Honestly, this article is not simply a case of “old man yells at cloud“…
It’s not simply a case of me staring into the middle distance and yearning for the “good ol’ days” – there is undoubtedly an epidemic of shouting masquerading as singing.
I was at an event recently where every single singer was just yelling their guts out. I’ve singers step away from the microphone to show how loudly they can bellow their lyrics. I’ve seen performers get gigs on not much more than them being louder than their peers.
But before we judge such singers too harshly…

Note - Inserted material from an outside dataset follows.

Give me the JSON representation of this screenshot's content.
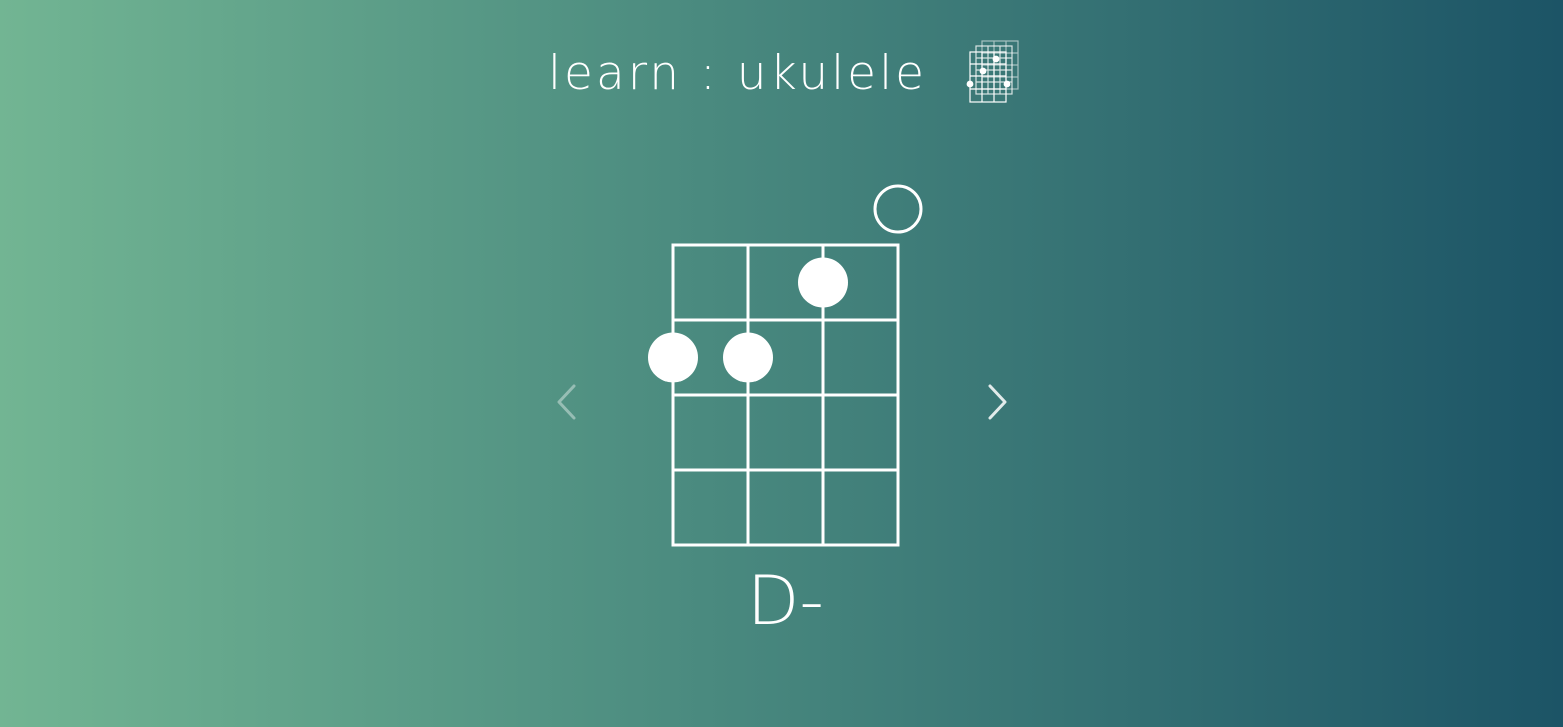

… are there reasons behind why this is happening? I’m not advocating for justification or exoneration of those who do this, but seek to provide at least one plausible explanation for this trend. Continue reading “Shouting Masquerading As Singing: Reasons why so many singers are just yelling”

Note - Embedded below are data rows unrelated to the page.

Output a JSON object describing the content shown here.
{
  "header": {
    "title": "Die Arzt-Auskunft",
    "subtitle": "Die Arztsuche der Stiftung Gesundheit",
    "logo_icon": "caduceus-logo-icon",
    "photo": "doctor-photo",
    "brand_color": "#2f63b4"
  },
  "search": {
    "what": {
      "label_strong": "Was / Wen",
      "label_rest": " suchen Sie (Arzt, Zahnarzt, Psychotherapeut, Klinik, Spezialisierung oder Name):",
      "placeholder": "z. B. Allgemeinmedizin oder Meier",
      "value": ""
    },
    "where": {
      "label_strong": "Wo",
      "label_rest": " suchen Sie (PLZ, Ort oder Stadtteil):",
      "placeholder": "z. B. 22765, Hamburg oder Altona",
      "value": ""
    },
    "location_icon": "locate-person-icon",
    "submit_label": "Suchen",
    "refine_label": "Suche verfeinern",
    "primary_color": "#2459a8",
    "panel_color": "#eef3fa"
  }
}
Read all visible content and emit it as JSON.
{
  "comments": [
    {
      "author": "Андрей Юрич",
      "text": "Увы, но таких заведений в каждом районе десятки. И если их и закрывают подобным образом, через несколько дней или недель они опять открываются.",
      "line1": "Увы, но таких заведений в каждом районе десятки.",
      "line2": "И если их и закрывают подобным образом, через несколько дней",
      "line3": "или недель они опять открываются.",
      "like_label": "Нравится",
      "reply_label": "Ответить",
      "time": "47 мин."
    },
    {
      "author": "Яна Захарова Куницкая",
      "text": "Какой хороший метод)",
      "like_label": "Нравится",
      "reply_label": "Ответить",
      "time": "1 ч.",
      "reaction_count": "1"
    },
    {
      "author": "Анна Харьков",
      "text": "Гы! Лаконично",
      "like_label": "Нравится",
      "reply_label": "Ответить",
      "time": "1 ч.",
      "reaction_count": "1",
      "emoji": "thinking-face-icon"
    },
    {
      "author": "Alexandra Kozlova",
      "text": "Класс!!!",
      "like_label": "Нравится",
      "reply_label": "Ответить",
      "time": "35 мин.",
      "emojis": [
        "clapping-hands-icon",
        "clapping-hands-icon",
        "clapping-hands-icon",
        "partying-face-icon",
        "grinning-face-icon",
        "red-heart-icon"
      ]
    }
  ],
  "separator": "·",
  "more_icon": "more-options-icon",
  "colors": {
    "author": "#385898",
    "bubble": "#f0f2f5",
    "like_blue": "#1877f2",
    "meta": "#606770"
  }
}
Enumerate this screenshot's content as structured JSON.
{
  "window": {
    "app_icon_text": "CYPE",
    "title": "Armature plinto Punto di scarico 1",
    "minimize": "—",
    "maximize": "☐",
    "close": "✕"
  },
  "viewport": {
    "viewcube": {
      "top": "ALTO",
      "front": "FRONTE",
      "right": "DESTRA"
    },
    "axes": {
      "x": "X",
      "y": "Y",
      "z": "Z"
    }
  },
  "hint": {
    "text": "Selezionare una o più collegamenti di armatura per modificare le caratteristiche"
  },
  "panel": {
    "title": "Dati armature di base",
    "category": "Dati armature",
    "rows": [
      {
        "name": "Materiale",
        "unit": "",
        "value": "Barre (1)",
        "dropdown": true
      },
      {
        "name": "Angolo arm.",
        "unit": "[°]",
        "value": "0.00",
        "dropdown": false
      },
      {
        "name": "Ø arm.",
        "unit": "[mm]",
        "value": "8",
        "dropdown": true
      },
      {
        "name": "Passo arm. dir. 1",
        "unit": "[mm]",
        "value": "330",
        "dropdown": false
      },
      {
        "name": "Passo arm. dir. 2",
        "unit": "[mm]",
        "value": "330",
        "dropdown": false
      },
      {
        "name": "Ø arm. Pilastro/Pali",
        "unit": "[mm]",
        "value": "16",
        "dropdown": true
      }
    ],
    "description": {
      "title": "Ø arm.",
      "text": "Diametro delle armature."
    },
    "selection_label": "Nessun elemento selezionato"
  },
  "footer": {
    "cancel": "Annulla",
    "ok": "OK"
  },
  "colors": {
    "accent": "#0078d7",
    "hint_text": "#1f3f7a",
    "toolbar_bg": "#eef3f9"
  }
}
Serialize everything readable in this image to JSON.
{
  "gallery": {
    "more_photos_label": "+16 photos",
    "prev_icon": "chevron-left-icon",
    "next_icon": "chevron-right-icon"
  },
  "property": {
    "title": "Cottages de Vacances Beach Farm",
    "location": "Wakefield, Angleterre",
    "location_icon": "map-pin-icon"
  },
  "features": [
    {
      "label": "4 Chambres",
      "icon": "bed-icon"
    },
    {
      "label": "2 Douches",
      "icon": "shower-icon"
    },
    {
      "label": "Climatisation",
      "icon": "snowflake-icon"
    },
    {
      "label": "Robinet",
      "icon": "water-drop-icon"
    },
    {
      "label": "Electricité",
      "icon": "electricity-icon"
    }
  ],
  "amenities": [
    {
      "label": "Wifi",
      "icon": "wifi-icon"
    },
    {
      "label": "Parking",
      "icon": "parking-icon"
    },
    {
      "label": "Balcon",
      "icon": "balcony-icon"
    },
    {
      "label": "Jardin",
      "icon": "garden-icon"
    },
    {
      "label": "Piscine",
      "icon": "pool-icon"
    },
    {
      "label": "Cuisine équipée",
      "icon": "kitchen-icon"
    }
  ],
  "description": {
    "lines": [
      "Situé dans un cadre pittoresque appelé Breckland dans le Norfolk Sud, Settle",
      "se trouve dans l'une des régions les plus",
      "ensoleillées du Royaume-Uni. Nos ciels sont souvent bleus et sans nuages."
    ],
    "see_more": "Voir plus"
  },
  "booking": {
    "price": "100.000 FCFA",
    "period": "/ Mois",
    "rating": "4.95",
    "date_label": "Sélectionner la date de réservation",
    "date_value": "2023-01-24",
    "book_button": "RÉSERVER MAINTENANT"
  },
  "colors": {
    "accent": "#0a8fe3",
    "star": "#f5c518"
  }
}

I often talk about the importance of ‘balance’ in the voice. What I generally mean by this is that the various parameters/variables of the voice are present in appropriate measure, both relative to themselves, to each other, and for a particular voice.
Balance: The Goldilocks Zone
We don’t want too much contraction, nor too little; not too much stretch, nor too little; not too much air-pressure, nor too little. The same goes for air-flow, vocal tract shape/posture, etc. We don’t need worry too much about the complete list of all parameters, I want to focus on just the balance aspect today.
When I start working with people the balance is typically off. Sometimes it’s majorly out from where it should be, but as their body responds to the prescribed exercises, their condition will adjust more towards a state of balance. For some, their body and mind is very accommodating to the work we do and adjustment to that state of balance is relatively quick. For others, their body and mind can be less accommodating and the progress can be slower, at least at first.
Nevertheless, for every persevering singer there comes a stage when balance starts to appear. Continue reading “Hyper-function vs relaxation”
I was having a conversation with a client recently about riffing: what it is, why it’s useful, and why it seems difficult to many.
For the ease of discussion let’s say that anything that extends the melody beyond the original for dramatic/musical effect is a ‘riff’, and that riffing is therefore the act of extending the melody in such a way.
I’d say that most singers want to get better at riffs/riffing, but that they find it hard to do. I’d also say that a lot of singers who think they are good at riffing are not as good as they think they are, and typically repeat the same old basic tricks over and over. But why is it hard to do? And could it be made easier?
The simple answer is yes, but there’s some important logic and understanding behind that answer. Let’s break it down. Continue reading “Learning to Riff: Why most people find it hard & why it can be easier than you think”
This topic has been coming up a lot recently, and also came up in yesterdays voice intensive, so I wanted to talk about it this week. As an aside, I’ve been trying to write this article for several months. It’s a difficult and somewhat abstract/subjective topic to discuss.
What makes a song “feel high”?
If you’ve EVER tried to sing a song that seems like it’s at the limits of your capacity, or beyond, you’ve experienced that sensation of “that song feels high“… but if we get ‘reductionist’ on this statement, what do we really mean?
The idea of a song feeling high/too high can actually be viewed as multiple issues wrapped up in one: Continue reading “What makes a song “feel high”?”